October 29, 2012: Oregon Public Broadcasting, “Portland Voters Ponder 3 Tax Measures”
October 29, 2012: The Oregonian, “Arts education is worth a yes vote on the Portland arts tax”
October 24, 2012: Willamette Week, “One Question: Do You Support the “Arts Tax” to Fund Schools and Cultural Organizations?”
October 22, 2012: Oregon ArtsWatch, “Regress this: Some thoughts about the arts tax”
October 18, 2012: Portland Mercury, “Desperation Row”
October 17, 2012: Willamette Week: Inbox, “Vote yes on the arts tax”
October 12, 2012: Street Roots, “Street Roots endorses local measures”
October 11, 2012: A City Club Report on Ballot Measure 26-146
September 22, 2012: The Oregonian, “Portland’s arts tax: Three business leaders weigh in”
August 28, 2012: The Oregonian, “Dan Wieden on Portland’s proposed arts tax: ‘a fabulous idea’”
June 28, 2012: The Oregonian, “Arts tax would enrich educational experiences for elementary school students”
June 26, 2012: The Oregonian, “Arts education can inspire innovative, creative thinkers”
June 26, 2012: Oregon ArtsWatch, “Today on radio: Arguing the arts tax”
June 26, 2012: Oregon Public Broadcasting, Think Out Loud “Proposed Portland Arts Tax”
June 24, 2012: Oregon ArtsWatch, “Studies in uselessness: The Oregonian’s argument against support for the arts”
June 13, 2012: KGW News, “Portland considers art & music fee, hotel tax”
June 7, 2012: The Oregonian, PolitiFact, “Do only 18 percent of Portland elementary schools offer art compared to 83 percent nationally?”
June 6, 2012: KATU News, “PDX income tax proposed to help pay for music, arts in schools”
June 5, 2012: The Oregonian, “Arts tax heads to Portland City Council for possible November referral”
ADDITIONAL ARTS FUNDING RESOURCES
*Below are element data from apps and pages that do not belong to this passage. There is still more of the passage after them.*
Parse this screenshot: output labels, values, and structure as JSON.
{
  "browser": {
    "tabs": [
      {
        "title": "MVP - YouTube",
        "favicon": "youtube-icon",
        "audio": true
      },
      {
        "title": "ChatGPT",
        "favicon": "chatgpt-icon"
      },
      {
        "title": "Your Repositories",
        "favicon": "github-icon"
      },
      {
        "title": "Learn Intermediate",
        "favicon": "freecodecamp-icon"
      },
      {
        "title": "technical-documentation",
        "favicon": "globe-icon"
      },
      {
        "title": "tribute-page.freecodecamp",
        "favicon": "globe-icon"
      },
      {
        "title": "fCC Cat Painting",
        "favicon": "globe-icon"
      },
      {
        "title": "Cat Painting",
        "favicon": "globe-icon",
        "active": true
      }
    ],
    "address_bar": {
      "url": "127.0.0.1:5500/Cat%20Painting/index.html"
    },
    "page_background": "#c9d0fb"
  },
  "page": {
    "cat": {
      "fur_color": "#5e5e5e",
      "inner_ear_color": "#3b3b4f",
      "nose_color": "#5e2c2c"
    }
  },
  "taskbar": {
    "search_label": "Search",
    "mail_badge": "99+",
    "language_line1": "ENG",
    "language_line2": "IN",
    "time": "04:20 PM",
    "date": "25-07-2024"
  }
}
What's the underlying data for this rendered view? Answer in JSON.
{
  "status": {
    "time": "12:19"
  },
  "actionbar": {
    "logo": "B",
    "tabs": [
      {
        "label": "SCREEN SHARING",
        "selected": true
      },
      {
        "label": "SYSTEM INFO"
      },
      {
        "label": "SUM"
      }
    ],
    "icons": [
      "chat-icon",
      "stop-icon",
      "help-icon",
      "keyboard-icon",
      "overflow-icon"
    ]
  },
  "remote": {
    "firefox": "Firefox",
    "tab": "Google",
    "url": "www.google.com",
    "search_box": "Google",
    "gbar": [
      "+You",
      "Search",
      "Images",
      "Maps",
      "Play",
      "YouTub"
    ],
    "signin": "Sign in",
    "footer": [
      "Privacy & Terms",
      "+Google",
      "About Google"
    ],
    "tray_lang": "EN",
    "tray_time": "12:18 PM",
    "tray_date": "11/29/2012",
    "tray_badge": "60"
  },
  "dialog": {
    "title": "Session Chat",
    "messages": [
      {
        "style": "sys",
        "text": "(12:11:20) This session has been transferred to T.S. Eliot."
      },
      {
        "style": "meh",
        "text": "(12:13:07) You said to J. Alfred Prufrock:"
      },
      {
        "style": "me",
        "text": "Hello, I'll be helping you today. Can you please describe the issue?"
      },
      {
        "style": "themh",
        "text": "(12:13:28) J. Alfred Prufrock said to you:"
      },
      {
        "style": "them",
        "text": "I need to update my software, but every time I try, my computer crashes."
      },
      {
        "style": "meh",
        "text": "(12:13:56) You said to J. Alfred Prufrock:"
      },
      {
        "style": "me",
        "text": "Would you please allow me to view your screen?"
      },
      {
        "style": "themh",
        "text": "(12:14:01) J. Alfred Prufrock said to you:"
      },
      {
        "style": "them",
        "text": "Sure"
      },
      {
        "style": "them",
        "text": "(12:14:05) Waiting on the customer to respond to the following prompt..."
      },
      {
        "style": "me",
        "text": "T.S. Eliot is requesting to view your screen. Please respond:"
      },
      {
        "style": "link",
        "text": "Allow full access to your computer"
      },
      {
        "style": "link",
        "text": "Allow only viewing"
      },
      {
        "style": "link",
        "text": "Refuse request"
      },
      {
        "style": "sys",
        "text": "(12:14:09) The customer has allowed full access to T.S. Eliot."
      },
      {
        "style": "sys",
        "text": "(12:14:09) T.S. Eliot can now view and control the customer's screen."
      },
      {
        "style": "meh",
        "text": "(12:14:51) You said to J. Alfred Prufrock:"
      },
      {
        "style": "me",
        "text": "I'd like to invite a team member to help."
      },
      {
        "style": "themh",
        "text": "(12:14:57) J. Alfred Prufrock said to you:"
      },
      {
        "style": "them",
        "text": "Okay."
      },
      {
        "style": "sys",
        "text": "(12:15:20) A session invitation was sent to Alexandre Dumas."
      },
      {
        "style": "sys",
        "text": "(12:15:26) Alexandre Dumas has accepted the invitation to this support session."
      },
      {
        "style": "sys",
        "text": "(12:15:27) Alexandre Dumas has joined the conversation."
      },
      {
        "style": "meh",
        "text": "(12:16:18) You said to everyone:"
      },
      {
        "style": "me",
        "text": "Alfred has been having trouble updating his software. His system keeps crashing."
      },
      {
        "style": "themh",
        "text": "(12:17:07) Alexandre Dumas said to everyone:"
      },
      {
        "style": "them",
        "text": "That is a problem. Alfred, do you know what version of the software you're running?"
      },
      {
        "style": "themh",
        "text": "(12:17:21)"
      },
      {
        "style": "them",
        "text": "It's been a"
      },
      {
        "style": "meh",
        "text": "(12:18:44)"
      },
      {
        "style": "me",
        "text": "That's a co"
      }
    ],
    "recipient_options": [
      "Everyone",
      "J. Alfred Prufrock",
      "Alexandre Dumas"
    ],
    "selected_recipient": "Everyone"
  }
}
National Endowment of the Arts report: “How the United States Funds the Arts” (3rd edition; November 2012)
Do you have questions that aren’t addressed on this page? Click here to submit your question to RACC and we will get back to you as soon as we can -- we may even post your question (and our answer) to this page.